I’m really looking forward to the Special Olympics National Summer Games – the competitions, meeting up with friends from previous games, and making new friends. I can’t wait to see the Athlete Village and be part of the exciting opening ceremony, as I am one of the athletes who have been chosen to host. This is a huge opportunity for me.
To prepare, I’ve been training five out of seven days a week. My coach gives me various sessions to do either on the rollers, turbo or road with my cycle buddy. I also do a 10-mile time trial every Thursday at the Salt Ayre track. Once a month, I train at the British Cycling HSBC UK Disability Hub, and also once a month I race against mainstream female cyclists at the Tameside Cycle Circuit.
I have set myself some goals for the Games. I want to be able to set a personal best in my 10k time trial and get under 16 minutes 10 seconds. I’d like to be able to medal but I’m likely to be divisioned against all males, so I will try my best.
The support of friends and family means I know someone cares about me and wants me to do my best. I wouldn’t be able to train or compete if it wasn’t for their help and support.
I would like to thank Breaking Barriers North West for all their support and the opportunities they’ve given me, Bolton University for their weekly one-to-one training and physio treatments, Precision Cycling for their regular bike fittings, OTE Sports nutrition for their discounts, Strider Bike UK, GreaterSport and not forgetting my family and all my friends.
If you’re thinking about taking up a sport or being more active, please just have a go. Even if you think you can’t, you won’t really know until you try. How can you know you don’t like something until you’ve tried it? So go on, have a go at any sport! That’s what I did with cycling and I turned out to be good at it. If you’re thinking of cycling, I recommend you start with a balance bike first and once you’ve got your balance, move onto a bike with pedals.

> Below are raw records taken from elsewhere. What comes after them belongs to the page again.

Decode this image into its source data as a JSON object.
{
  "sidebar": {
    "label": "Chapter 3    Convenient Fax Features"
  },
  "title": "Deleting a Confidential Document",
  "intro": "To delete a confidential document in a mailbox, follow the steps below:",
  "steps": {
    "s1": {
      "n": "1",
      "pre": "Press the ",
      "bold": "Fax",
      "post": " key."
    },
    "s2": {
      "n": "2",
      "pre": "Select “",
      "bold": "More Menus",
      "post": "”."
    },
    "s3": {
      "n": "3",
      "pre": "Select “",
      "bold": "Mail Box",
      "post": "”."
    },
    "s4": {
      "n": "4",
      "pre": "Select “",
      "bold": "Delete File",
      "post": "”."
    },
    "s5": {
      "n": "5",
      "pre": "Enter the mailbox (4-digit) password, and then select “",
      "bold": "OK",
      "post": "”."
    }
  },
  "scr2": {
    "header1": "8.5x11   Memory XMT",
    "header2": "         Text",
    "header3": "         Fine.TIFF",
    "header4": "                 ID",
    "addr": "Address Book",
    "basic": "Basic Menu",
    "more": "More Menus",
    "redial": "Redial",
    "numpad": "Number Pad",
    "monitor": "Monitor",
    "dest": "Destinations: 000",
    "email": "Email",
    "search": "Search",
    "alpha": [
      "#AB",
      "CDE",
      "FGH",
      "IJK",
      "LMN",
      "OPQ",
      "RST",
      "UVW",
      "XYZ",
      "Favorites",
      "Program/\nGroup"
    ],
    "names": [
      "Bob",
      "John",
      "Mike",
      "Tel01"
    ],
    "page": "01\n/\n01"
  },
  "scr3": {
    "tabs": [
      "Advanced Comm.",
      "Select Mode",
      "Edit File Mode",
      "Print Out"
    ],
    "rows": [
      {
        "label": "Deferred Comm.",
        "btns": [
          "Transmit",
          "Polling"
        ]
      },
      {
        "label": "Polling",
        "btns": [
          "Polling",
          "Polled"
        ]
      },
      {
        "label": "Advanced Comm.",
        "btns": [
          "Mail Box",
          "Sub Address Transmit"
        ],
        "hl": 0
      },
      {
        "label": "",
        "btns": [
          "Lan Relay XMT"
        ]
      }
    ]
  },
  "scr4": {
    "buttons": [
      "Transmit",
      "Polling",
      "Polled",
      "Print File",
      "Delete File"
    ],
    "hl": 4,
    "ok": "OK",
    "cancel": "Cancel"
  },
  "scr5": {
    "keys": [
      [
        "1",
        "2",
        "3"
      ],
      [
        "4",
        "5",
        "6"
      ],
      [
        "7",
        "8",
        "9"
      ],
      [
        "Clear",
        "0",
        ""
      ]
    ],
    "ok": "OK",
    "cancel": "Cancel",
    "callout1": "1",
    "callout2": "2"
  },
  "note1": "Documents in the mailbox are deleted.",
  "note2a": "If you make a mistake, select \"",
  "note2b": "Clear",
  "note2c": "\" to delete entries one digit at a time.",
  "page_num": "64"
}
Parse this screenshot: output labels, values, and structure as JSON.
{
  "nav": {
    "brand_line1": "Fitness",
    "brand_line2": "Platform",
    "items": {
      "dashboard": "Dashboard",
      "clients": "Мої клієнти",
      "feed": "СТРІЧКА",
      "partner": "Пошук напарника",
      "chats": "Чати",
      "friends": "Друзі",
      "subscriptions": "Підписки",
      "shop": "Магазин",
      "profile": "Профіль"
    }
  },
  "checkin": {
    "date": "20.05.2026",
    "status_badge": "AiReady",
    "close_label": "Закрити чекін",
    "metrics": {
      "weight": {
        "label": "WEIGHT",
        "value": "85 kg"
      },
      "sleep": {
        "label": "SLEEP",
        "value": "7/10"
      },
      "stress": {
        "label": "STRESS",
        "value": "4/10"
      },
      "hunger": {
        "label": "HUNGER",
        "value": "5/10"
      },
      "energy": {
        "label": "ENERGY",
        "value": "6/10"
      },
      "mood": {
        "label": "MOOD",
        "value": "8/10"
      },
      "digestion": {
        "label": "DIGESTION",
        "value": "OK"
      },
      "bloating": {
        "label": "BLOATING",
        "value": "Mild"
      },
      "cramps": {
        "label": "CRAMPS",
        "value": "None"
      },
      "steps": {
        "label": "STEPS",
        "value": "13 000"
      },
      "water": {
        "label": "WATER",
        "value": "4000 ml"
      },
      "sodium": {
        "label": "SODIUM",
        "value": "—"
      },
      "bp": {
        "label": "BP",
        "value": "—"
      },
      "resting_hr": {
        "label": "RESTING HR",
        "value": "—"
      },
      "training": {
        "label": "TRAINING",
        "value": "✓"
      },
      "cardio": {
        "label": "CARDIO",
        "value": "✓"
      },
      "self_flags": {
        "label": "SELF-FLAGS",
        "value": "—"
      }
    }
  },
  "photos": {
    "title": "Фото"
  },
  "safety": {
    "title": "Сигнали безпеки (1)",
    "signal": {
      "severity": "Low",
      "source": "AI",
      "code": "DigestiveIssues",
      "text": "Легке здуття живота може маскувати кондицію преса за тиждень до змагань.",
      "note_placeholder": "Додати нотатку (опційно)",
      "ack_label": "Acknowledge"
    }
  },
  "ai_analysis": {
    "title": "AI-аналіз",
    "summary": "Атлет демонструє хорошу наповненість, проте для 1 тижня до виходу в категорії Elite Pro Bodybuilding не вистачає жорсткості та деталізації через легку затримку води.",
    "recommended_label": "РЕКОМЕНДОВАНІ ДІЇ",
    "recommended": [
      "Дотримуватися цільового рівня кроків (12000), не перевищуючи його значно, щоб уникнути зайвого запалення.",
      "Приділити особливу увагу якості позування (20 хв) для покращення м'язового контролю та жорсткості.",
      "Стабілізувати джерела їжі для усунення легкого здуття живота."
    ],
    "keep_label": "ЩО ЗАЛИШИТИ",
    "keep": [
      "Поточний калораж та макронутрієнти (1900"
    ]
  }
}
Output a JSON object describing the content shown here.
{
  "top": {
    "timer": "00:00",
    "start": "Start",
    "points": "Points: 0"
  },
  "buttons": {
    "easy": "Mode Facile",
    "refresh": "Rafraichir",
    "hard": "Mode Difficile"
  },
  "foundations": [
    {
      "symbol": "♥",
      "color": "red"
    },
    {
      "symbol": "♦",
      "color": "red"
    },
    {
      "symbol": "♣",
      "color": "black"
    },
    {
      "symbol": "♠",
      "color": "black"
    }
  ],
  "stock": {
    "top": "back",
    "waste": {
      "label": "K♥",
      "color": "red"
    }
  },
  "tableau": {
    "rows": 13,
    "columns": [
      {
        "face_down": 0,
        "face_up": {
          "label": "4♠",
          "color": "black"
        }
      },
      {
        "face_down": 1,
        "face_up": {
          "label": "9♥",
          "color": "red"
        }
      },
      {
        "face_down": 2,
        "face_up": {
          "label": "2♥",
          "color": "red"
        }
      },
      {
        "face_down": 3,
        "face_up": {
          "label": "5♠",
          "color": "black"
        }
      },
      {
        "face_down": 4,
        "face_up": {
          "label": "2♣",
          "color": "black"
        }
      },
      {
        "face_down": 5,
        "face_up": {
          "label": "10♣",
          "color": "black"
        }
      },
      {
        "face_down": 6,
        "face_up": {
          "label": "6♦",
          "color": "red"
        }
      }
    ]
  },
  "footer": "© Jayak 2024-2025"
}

The Special Olympics GB Summer Games will take place at Bramall Lane Stadium, Sheffield from Monday 7 to Saturday 12 August. Entry is free for all sporting events. Tickets for the opening ceremony are available to buy online.